|Region or state||Dalarna|
|Invented||c. 16-17th century|
|Serving temperature||Hot, occasionally cold|
|Main ingredients||Smoked pork & beef/veal, potato starch,|
|Ingredients generally used||onion, salt, spices|
|260 kcal (1089 kJ)|
Falukorv (// FAH-loo-korv, Swedish: [ˈfɑ̂ːlɵˌkɔrv]) is a Swedish sausage (korv in Swedish) made of a grated mixture of smoked pork and beef or veal with potato starch flour, onion, salt and mild spices. Falukorv is a cooked sausage, so it can be eaten without any further preparation.
The history of falukorv reaches back to the Falun copper mine during the 16th and 17th century, where ox hide was used for ropes and some of the meat remaining after slaughter was salted and smoked and used for sausages.
The tradition of preparing the meat in this way was revitalised in the late 19th century by the butcher Anders Olsson, whose initiation led to the development of the modern falukorv, which uses a mixture of pork and beef or veal.
A popular sausage, falukorv has Traditional Speciality Guaranteed-status in the EU and UK. Under EU law thus, restrictions apply to what may be labeled as "falukorv". Only potato flour may be used as a binding agent, and the amount of meat may not fall short of 45%, although most brands of falukorv have a significantly higher meat percentage.
Because of its TSG status, only that particular sausage may be called falukorv; it may not be made with alternative ingredients.
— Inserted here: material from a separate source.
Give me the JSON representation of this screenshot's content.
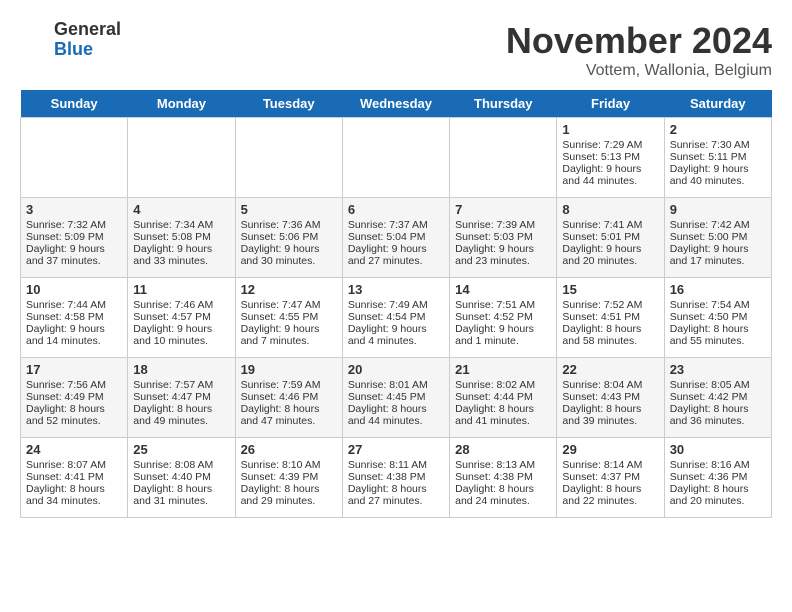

Manufacturers therefore use the term middagskorv (dinner sausage) to describe variations, such as sausages with a lower fat content of 9% instead of the standard 23%, chicken,  or vegetarian versions made from soy, pea and potato protein or quorn.